### WHAT YOU ARE ASKED TO DO
Each entry needs to be repeated exactly, with nothing added or removed.

### GIVEN DATA
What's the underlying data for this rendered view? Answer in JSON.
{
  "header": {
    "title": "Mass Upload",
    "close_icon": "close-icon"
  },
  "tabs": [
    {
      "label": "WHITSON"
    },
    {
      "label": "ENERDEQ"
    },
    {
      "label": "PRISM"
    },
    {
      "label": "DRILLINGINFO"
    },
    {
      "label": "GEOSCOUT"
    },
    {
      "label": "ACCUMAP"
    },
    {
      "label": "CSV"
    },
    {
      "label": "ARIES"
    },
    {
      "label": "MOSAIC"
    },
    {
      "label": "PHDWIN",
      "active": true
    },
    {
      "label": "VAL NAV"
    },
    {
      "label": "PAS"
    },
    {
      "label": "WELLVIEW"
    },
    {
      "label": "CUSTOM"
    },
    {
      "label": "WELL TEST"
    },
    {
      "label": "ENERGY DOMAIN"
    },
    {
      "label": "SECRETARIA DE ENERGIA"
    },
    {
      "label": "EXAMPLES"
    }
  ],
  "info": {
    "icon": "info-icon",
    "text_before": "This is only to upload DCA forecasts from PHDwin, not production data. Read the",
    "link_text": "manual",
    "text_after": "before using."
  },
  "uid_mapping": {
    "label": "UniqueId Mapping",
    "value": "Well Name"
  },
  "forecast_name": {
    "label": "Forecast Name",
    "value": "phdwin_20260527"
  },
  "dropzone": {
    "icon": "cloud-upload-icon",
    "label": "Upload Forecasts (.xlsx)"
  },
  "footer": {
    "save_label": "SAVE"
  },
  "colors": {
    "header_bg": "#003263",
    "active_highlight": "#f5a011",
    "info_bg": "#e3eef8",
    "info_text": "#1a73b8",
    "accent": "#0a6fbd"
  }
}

### REPLY TO THE TASK
What's the underlying data for this rendered view? Answer in JSON.
{
  "header": {
    "title": "Mass Upload",
    "close_icon": "close-icon"
  },
  "tabs": [
    {
      "label": "WHITSON"
    },
    {
      "label": "ENERDEQ"
    },
    {
      "label": "PRISM"
    },
    {
      "label": "DRILLINGINFO"
    },
    {
      "label": "GEOSCOUT"
    },
    {
      "label": "ACCUMAP"
    },
    {
      "label": "CSV"
    },
    {
      "label": "ARIES"
    },
    {
      "label": "MOSAIC"
    },
    {
      "label": "PHDWIN",
      "active": true
    },
    {
      "label": "VAL NAV"
    },
    {
      "label": "PAS"
    },
    {
      "label": "WELLVIEW"
    },
    {
      "label": "CUSTOM"
    },
    {
      "label": "WELL TEST"
    },
    {
      "label": "ENERGY DOMAIN"
    },
    {
      "label": "SECRETARIA DE ENERGIA"
    },
    {
      "label": "EXAMPLES"
    }
  ],
  "info": {
    "icon": "info-icon",
    "text_before": "This is only to upload DCA forecasts from PHDwin, not production data. Read the",
    "link_text": "manual",
    "text_after": "before using."
  },
  "uid_mapping": {
    "label": "UniqueId Mapping",
    "value": "Well Name"
  },
  "forecast_name": {
    "label": "Forecast Name",
    "value": "phdwin_20260527"
  },
  "dropzone": {
    "icon": "cloud-upload-icon",
    "label": "Upload Forecasts (.xlsx)"
  },
  "footer": {
    "save_label": "SAVE"
  },
  "colors": {
    "header_bg": "#003263",
    "active_highlight": "#f5a011",
    "info_bg": "#e3eef8",
    "info_text": "#1a73b8",
    "accent": "#0a6fbd"
  }
}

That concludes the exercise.